# Assignment:
Quote all of the data that follows exactly as written, skipping the images.

# Input for this task:
• • •
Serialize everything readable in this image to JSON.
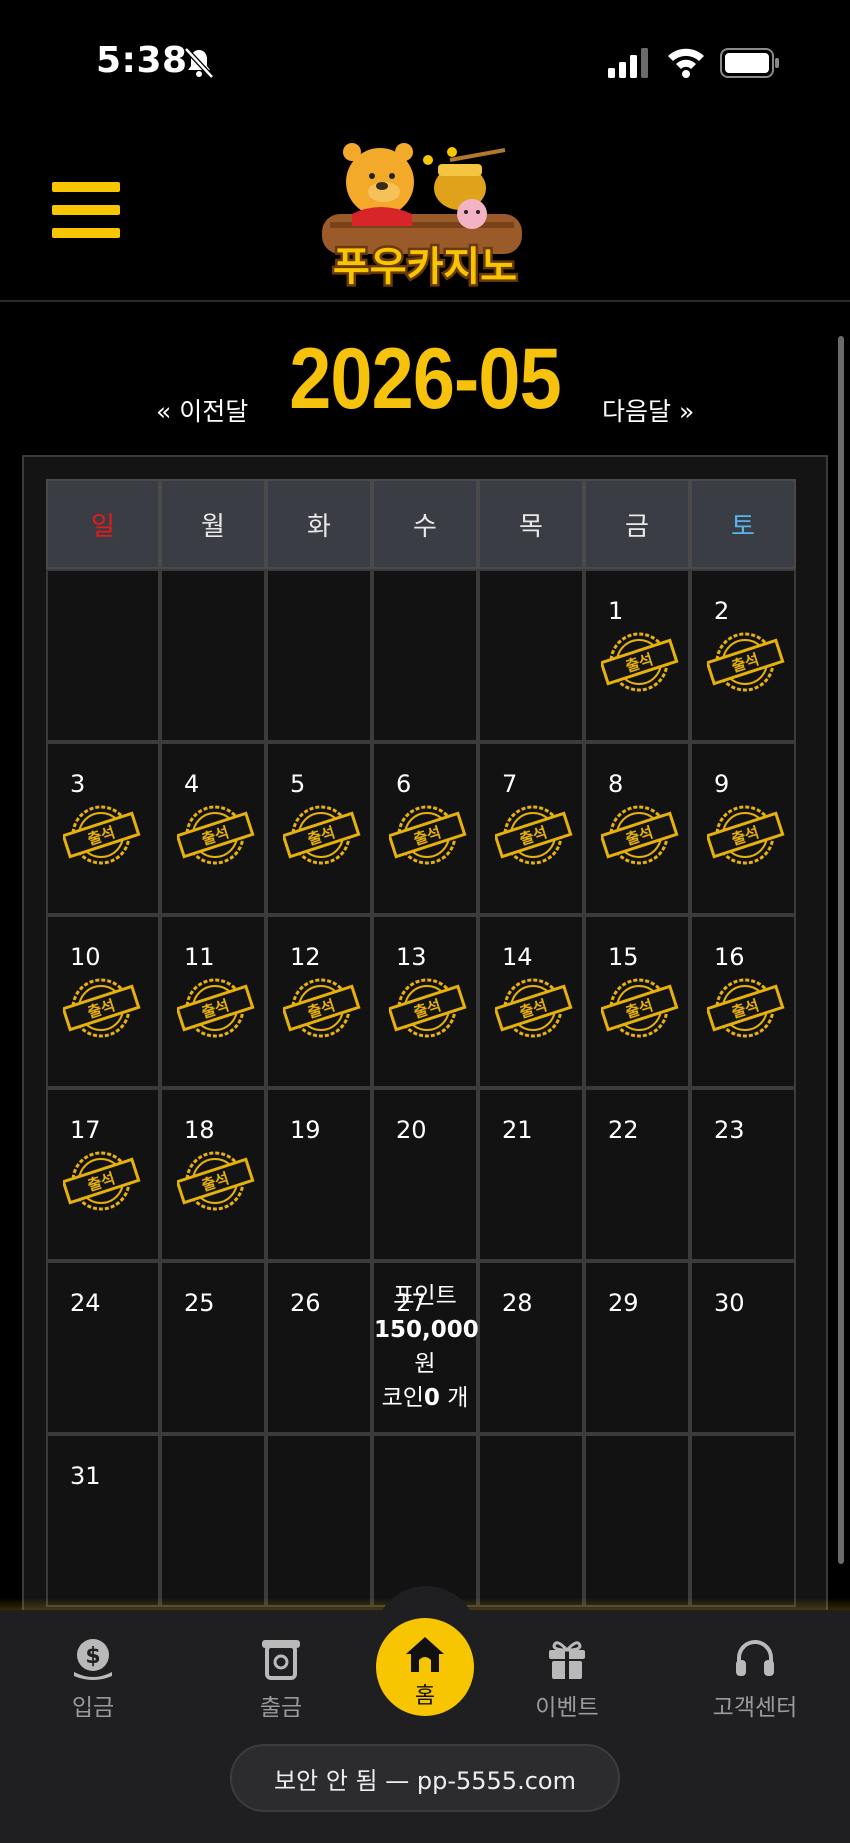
{
  "status_bar": {
    "time": "5:38"
  },
  "header": {
    "logo_text": "푸우카지노"
  },
  "month_nav": {
    "prev": "« 이전달",
    "title": "2026-05",
    "next": "다음달 »"
  },
  "calendar": {
    "weekdays": [
      "일",
      "월",
      "화",
      "수",
      "목",
      "금",
      "토"
    ],
    "weeks": [
      [
        {
          "day": "",
          "stamp": false
        },
        {
          "day": "",
          "stamp": false
        },
        {
          "day": "",
          "stamp": false
        },
        {
          "day": "",
          "stamp": false
        },
        {
          "day": "",
          "stamp": false
        },
        {
          "day": "1",
          "stamp": true
        },
        {
          "day": "2",
          "stamp": true
        }
      ],
      [
        {
          "day": "3",
          "stamp": true
        },
        {
          "day": "4",
          "stamp": true
        },
        {
          "day": "5",
          "stamp": true
        },
        {
          "day": "6",
          "stamp": true
        },
        {
          "day": "7",
          "stamp": true
        },
        {
          "day": "8",
          "stamp": true
        },
        {
          "day": "9",
          "stamp": true
        }
      ],
      [
        {
          "day": "10",
          "stamp": true
        },
        {
          "day": "11",
          "stamp": true
        },
        {
          "day": "12",
          "stamp": true
        },
        {
          "day": "13",
          "stamp": true
        },
        {
          "day": "14",
          "stamp": true
        },
        {
          "day": "15",
          "stamp": true
        },
        {
          "day": "16",
          "stamp": true
        }
      ],
      [
        {
          "day": "17",
          "stamp": true
        },
        {
          "day": "18",
          "stamp": true
        },
        {
          "day": "19",
          "stamp": false
        },
        {
          "day": "20",
          "stamp": false
        },
        {
          "day": "21",
          "stamp": false
        },
        {
          "day": "22",
          "stamp": false
        },
        {
          "day": "23",
          "stamp": false
        }
      ],
      [
        {
          "day": "24",
          "stamp": false
        },
        {
          "day": "25",
          "stamp": false
        },
        {
          "day": "26",
          "stamp": false
        },
        {
          "day": "27",
          "stamp": false
        },
        {
          "day": "28",
          "stamp": false
        },
        {
          "day": "29",
          "stamp": false
        },
        {
          "day": "30",
          "stamp": false
        }
      ],
      [
        {
          "day": "31",
          "stamp": false
        },
        {
          "day": "",
          "stamp": false
        },
        {
          "day": "",
          "stamp": false
        },
        {
          "day": "",
          "stamp": false
        },
        {
          "day": "",
          "stamp": false
        },
        {
          "day": "",
          "stamp": false
        },
        {
          "day": "",
          "stamp": false
        }
      ]
    ],
    "stamp_text": "출석",
    "point_overlay": {
      "line1": "포인트",
      "amount": "150,000",
      "unit": "원",
      "coin_label": "코인",
      "coin_count": "0",
      "coin_unit": " 개"
    }
  },
  "bottom_nav": {
    "items": [
      {
        "label": "입금",
        "icon": "deposit-icon"
      },
      {
        "label": "출금",
        "icon": "withdraw-icon"
      },
      {
        "label": "홈",
        "icon": "home-icon"
      },
      {
        "label": "이벤트",
        "icon": "gift-icon"
      },
      {
        "label": "고객센터",
        "icon": "headset-icon"
      }
    ]
  },
  "url_bar": {
    "text": "보안 안 됨 — pp-5555.com"
  },
  "colors": {
    "accent": "#f7c600",
    "sunday": "#e41b1b",
    "saturday": "#56b4f0"
  }
}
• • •
# Result for this exercise:
Serialize everything readable in this image to JSON.
{
  "status_bar": {
    "time": "5:38"
  },
  "header": {
    "logo_text": "푸우카지노"
  },
  "month_nav": {
    "prev": "« 이전달",
    "title": "2026-05",
    "next": "다음달 »"
  },
  "calendar": {
    "weekdays": [
      "일",
      "월",
      "화",
      "수",
      "목",
      "금",
      "토"
    ],
    "weeks": [
      [
        {
          "day": "",
          "stamp": false
        },
        {
          "day": "",
          "stamp": false
        },
        {
          "day": "",
          "stamp": false
        },
        {
          "day": "",
          "stamp": false
        },
        {
          "day": "",
          "stamp": false
        },
        {
          "day": "1",
          "stamp": true
        },
        {
          "day": "2",
          "stamp": true
        }
      ],
      [
        {
          "day": "3",
          "stamp": true
        },
        {
          "day": "4",
          "stamp": true
        },
        {
          "day": "5",
          "stamp": true
        },
        {
          "day": "6",
          "stamp": true
        },
        {
          "day": "7",
          "stamp": true
        },
        {
          "day": "8",
          "stamp": true
        },
        {
          "day": "9",
          "stamp": true
        }
      ],
      [
        {
          "day": "10",
          "stamp": true
        },
        {
          "day": "11",
          "stamp": true
        },
        {
          "day": "12",
          "stamp": true
        },
        {
          "day": "13",
          "stamp": true
        },
        {
          "day": "14",
          "stamp": true
        },
        {
          "day": "15",
          "stamp": true
        },
        {
          "day": "16",
          "stamp": true
        }
      ],
      [
        {
          "day": "17",
          "stamp": true
        },
        {
          "day": "18",
          "stamp": true
        },
        {
          "day": "19",
          "stamp": false
        },
        {
          "day": "20",
          "stamp": false
        },
        {
          "day": "21",
          "stamp": false
        },
        {
          "day": "22",
          "stamp": false
        },
        {
          "day": "23",
          "stamp": false
        }
      ],
      [
        {
          "day": "24",
          "stamp": false
        },
        {
          "day": "25",
          "stamp": false
        },
        {
          "day": "26",
          "stamp": false
        },
        {
          "day": "27",
          "stamp": false
        },
        {
          "day": "28",
          "stamp": false
        },
        {
          "day": "29",
          "stamp": false
        },
        {
          "day": "30",
          "stamp": false
        }
      ],
      [
        {
          "day": "31",
          "stamp": false
        },
        {
          "day": "",
          "stamp": false
        },
        {
          "day": "",
          "stamp": false
        },
        {
          "day": "",
          "stamp": false
        },
        {
          "day": "",
          "stamp": false
        },
        {
          "day": "",
          "stamp": false
        },
        {
          "day": "",
          "stamp": false
        }
      ]
    ],
    "stamp_text": "출석",
    "point_overlay": {
      "line1": "포인트",
      "amount": "150,000",
      "unit": "원",
      "coin_label": "코인",
      "coin_count": "0",
      "coin_unit": " 개"
    }
  },
  "bottom_nav": {
    "items": [
      {
        "label": "입금",
        "icon": "deposit-icon"
      },
      {
        "label": "출금",
        "icon": "withdraw-icon"
      },
      {
        "label": "홈",
        "icon": "home-icon"
      },
      {
        "label": "이벤트",
        "icon": "gift-icon"
      },
      {
        "label": "고객센터",
        "icon": "headset-icon"
      }
    ]
  },
  "url_bar": {
    "text": "보안 안 됨 — pp-5555.com"
  },
  "colors": {
    "accent": "#f7c600",
    "sunday": "#e41b1b",
    "saturday": "#56b4f0"
  }
}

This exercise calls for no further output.